» EXERCISE:
Starting at the top line and ending at the last, restate the records exactly.

BEGIN TASK INPUTS

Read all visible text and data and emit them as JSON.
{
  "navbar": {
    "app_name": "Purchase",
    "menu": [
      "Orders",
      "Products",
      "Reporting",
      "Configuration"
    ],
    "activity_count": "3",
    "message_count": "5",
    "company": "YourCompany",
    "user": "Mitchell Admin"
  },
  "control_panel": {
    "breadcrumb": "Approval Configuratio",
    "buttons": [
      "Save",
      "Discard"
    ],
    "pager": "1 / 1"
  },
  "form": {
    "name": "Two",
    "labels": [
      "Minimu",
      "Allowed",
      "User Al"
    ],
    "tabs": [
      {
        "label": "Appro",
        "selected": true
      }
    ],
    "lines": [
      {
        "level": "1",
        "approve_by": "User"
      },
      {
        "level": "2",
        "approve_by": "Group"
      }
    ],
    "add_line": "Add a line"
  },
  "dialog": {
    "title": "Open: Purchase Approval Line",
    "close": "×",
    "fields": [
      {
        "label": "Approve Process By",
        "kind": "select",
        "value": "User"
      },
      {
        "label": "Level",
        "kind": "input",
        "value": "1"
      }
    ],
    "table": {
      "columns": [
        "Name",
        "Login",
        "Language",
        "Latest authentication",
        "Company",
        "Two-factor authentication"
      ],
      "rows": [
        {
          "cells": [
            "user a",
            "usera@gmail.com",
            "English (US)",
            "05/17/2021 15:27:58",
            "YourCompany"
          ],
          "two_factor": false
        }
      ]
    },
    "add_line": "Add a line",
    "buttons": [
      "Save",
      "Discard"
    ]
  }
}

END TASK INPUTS

» ANSWER SPACE:
Read all visible text and data and emit them as JSON.
{
  "navbar": {
    "app_name": "Purchase",
    "menu": [
      "Orders",
      "Products",
      "Reporting",
      "Configuration"
    ],
    "activity_count": "3",
    "message_count": "5",
    "company": "YourCompany",
    "user": "Mitchell Admin"
  },
  "control_panel": {
    "breadcrumb": "Approval Configuratio",
    "buttons": [
      "Save",
      "Discard"
    ],
    "pager": "1 / 1"
  },
  "form": {
    "name": "Two",
    "labels": [
      "Minimu",
      "Allowed",
      "User Al"
    ],
    "tabs": [
      {
        "label": "Appro",
        "selected": true
      }
    ],
    "lines": [
      {
        "level": "1",
        "approve_by": "User"
      },
      {
        "level": "2",
        "approve_by": "Group"
      }
    ],
    "add_line": "Add a line"
  },
  "dialog": {
    "title": "Open: Purchase Approval Line",
    "close": "×",
    "fields": [
      {
        "label": "Approve Process By",
        "kind": "select",
        "value": "User"
      },
      {
        "label": "Level",
        "kind": "input",
        "value": "1"
      }
    ],
    "table": {
      "columns": [
        "Name",
        "Login",
        "Language",
        "Latest authentication",
        "Company",
        "Two-factor authentication"
      ],
      "rows": [
        {
          "cells": [
            "user a",
            "usera@gmail.com",
            "English (US)",
            "05/17/2021 15:27:58",
            "YourCompany"
          ],
          "two_factor": false
        }
      ]
    },
    "add_line": "Add a line",
    "buttons": [
      "Save",
      "Discard"
    ]
  }
}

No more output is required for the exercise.